I had wanted professional colleges to be set up, not just engineering and medical colleges. Unfortunately in Kerala professional education has come to mean just engineering and medical education. This is because people have been taught these are two sectors in which you can make a lot of money and get a lot of bribes.

Not even five percent of students see engineering and medicine as a calling, as a service. The rest are there because they want to make good money, marry well and live a posh life. This is nothing but a feudalistic mindset.

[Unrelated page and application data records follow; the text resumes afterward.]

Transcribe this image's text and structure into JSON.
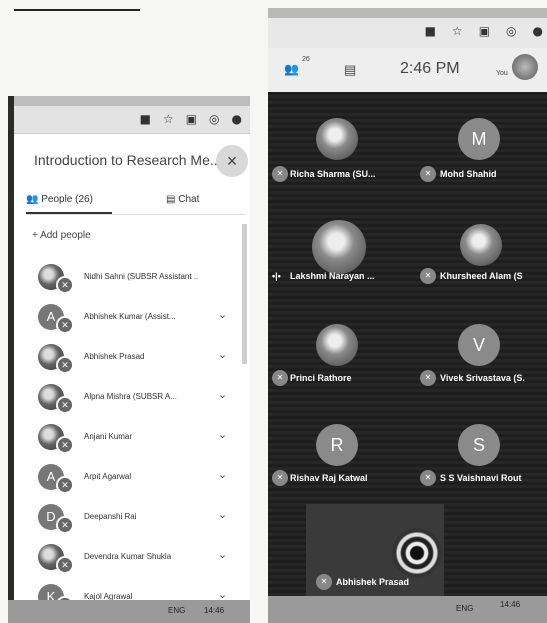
{
  "left_panel": {
    "title": "Introduction to Research Me...",
    "close": "×",
    "tab_people": "People (26)",
    "tab_chat": "Chat",
    "add_people": "Add people",
    "participants": [
      {
        "initial": "",
        "name": "Nidhi Sahni (SUBSR Assistant ..",
        "chevron": ""
      },
      {
        "initial": "A",
        "name": "Abhishek Kumar (Assist...",
        "chevron": "⌄"
      },
      {
        "initial": "",
        "name": "Abhishek Prasad",
        "chevron": "⌄"
      },
      {
        "initial": "",
        "name": "Alpna Mishra (SUBSR A...",
        "chevron": "⌄"
      },
      {
        "initial": "",
        "name": "Anjani Kumar",
        "chevron": "⌄"
      },
      {
        "initial": "A",
        "name": "Arpit Agarwal",
        "chevron": "⌄"
      },
      {
        "initial": "D",
        "name": "Deepanshi Rai",
        "chevron": "⌄"
      },
      {
        "initial": "",
        "name": "Devendra Kumar Shukla",
        "chevron": "⌄"
      },
      {
        "initial": "K",
        "name": "Kajol Agrawal",
        "chevron": "⌄"
      }
    ],
    "taskbar": {
      "lang": "ENG",
      "time": "14:46"
    }
  },
  "right_panel": {
    "people_count": "26",
    "time": "2:46 PM",
    "you_label": "You",
    "tiles": [
      {
        "initial": "",
        "name": "Richa Sharma (SU..."
      },
      {
        "initial": "M",
        "name": "Mohd Shahid"
      },
      {
        "initial": "",
        "name": "Lakshmi Narayan ..."
      },
      {
        "initial": "",
        "name": "Khursheed Alam (S"
      },
      {
        "initial": "",
        "name": "Princi Rathore"
      },
      {
        "initial": "V",
        "name": "Vivek Srivastava (S."
      },
      {
        "initial": "R",
        "name": "Rishav Raj Katwal"
      },
      {
        "initial": "S",
        "name": "S S Vaishnavi Rout"
      }
    ],
    "self_name": "Abhishek Prasad",
    "taskbar": {
      "lang": "ENG",
      "time": "14:46"
    }
  },
  "icons": [
    "camera-icon",
    "star-icon",
    "extension-icon",
    "profile-icon",
    "menu-icon",
    "people-icon",
    "chat-icon",
    "mic-off-icon",
    "close-icon"
  ]
}
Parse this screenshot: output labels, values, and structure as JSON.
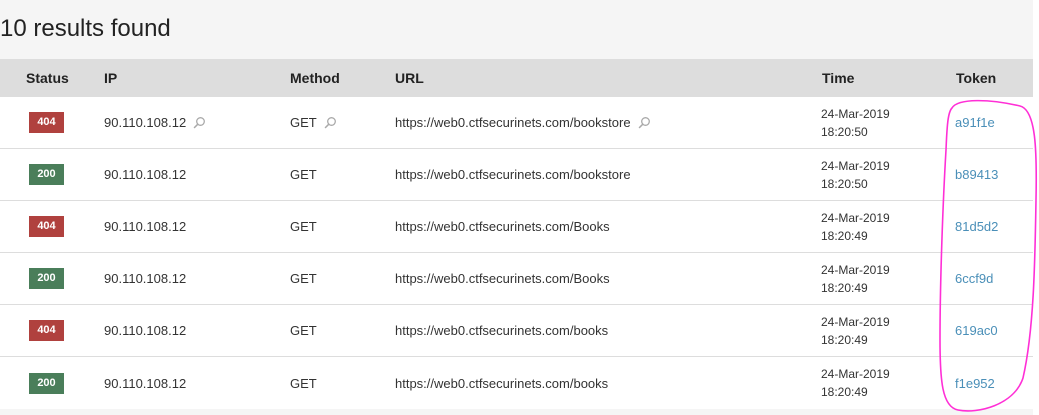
{
  "results": {
    "heading": "10 results found"
  },
  "table": {
    "headers": {
      "status": "Status",
      "ip": "IP",
      "method": "Method",
      "url": "URL",
      "time": "Time",
      "token": "Token"
    },
    "rows": [
      {
        "status": "404",
        "ip": "90.110.108.12",
        "method": "GET",
        "url": "https://web0.ctfsecurinets.com/bookstore",
        "date": "24-Mar-2019",
        "clock": "18:20:50",
        "token": "a91f1e"
      },
      {
        "status": "200",
        "ip": "90.110.108.12",
        "method": "GET",
        "url": "https://web0.ctfsecurinets.com/bookstore",
        "date": "24-Mar-2019",
        "clock": "18:20:50",
        "token": "b89413"
      },
      {
        "status": "404",
        "ip": "90.110.108.12",
        "method": "GET",
        "url": "https://web0.ctfsecurinets.com/Books",
        "date": "24-Mar-2019",
        "clock": "18:20:49",
        "token": "81d5d2"
      },
      {
        "status": "200",
        "ip": "90.110.108.12",
        "method": "GET",
        "url": "https://web0.ctfsecurinets.com/Books",
        "date": "24-Mar-2019",
        "clock": "18:20:49",
        "token": "6ccf9d"
      },
      {
        "status": "404",
        "ip": "90.110.108.12",
        "method": "GET",
        "url": "https://web0.ctfsecurinets.com/books",
        "date": "24-Mar-2019",
        "clock": "18:20:49",
        "token": "619ac0"
      },
      {
        "status": "200",
        "ip": "90.110.108.12",
        "method": "GET",
        "url": "https://web0.ctfsecurinets.com/books",
        "date": "24-Mar-2019",
        "clock": "18:20:49",
        "token": "f1e952"
      }
    ]
  },
  "colors": {
    "status_404": "#b0413e",
    "status_200": "#4a7e5a",
    "token_link": "#4a8fb8",
    "annotation_ink": "#ff2fd6"
  },
  "icons": {
    "filter_hover": "magnifier-icon"
  }
}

My idea was that institutes of fashion technology should come, courses in tourism… in fact I procured the names and details of courses offered in American universities. But not a single Vice-Chancellor was willing to respond to my initiative. I need the help of universities because it is they who have to approve my course and grant affiliation. Our universities have not diversified their courses.

If I had been able to do that at least a section of our students would have had access to the most modern of courses. In fact our entire education system would have been modernised. But the educational leadership in Kerala is not ready to think along those lines. There is a certain educational conservatism in Kerala today. CAPE was set up because of the unstinting support of many MLAs.

However, in this case many MLAs backed out when faced with the question of acquiring land for setting up colleges.

Now CAPE itself has set up more colleges. There were only six colleges under it when I became Minister; now there are 11. This sector now has an MBA college and even a finishing school. In fact the situation in Kerala is that the State does not even pay adequate attention to finishing schools. The State cooperative union has set up an MCA and MBA institute at Neyyattinkara, the State cooperative bank has set up an MBA college and that is into its first year.

The primary cooperative society at Peroorkada is running an MBA institute and an institution offering B.Sc. nursing. The EMS hospital has set up a B.Sc. nursing institute and an educational complex where 1,000 para-medical students can live. All told there are about 30 institutions in the cooperative sector offering professional education.

On the need for change in universities

Universities should keep on designing one course after the other. They need not offer these courses directly. But there is no mechanism to do that.

When I was a syndicate member at the University of Kerala there were only 24 departments there. There was not even a commerce department, no law, Hindi or biotechnology department. We in the syndicate created many more departments and today there are 40-odd departments in the varsity.

On the impact of professional education in cooperative sector on the health care scenario.

The establishment of professional colleges has had a huge impact on health care. The Pariyaram Medical College and the EMS College at Perinthalmanna are examples. Here a dialysis costs less than Rs.500.

The Perinthalmanna institution employs close to 1,200 staff. Such kind of staffing is not there even in a regular medical college. Even so, that institution is running on a profit. So the reality is that no one really knows the actual income of a private hospital where the rates are much higher. There are 125 cooperative hospitals in Kerala.

On the lack of professionals to serve in the cooperative sector

The ideas that a government formulates should be implemented by professionals. There is an acute shortage of professionals willing to come and work in this sector. I wanted to start a heart surgery unit at a hospital. I had a person from the Hridayalaya project at Pariyaram who said we can go ahead and begin one unit. We could not get any doctors there. This in general is the problem with CAPE. Even the ones we do get are mostly corrupt and many do not do their job properly. Even though we are ready to fund the purchase of library books, there is no one to oversee the scheme in an effective manner.

On the need for medical education to become ethical

The government is spending crores of rupees of public money in educating students in cooperative medical colleges. Very few students have the commitment to go afterwards and work in places such as Idukki or Wayanad.

If any student of medicine has some ethics it is only what he or she picked up from the family or society. There is no ethics to be picked up today from medical education in Kerala. This should change.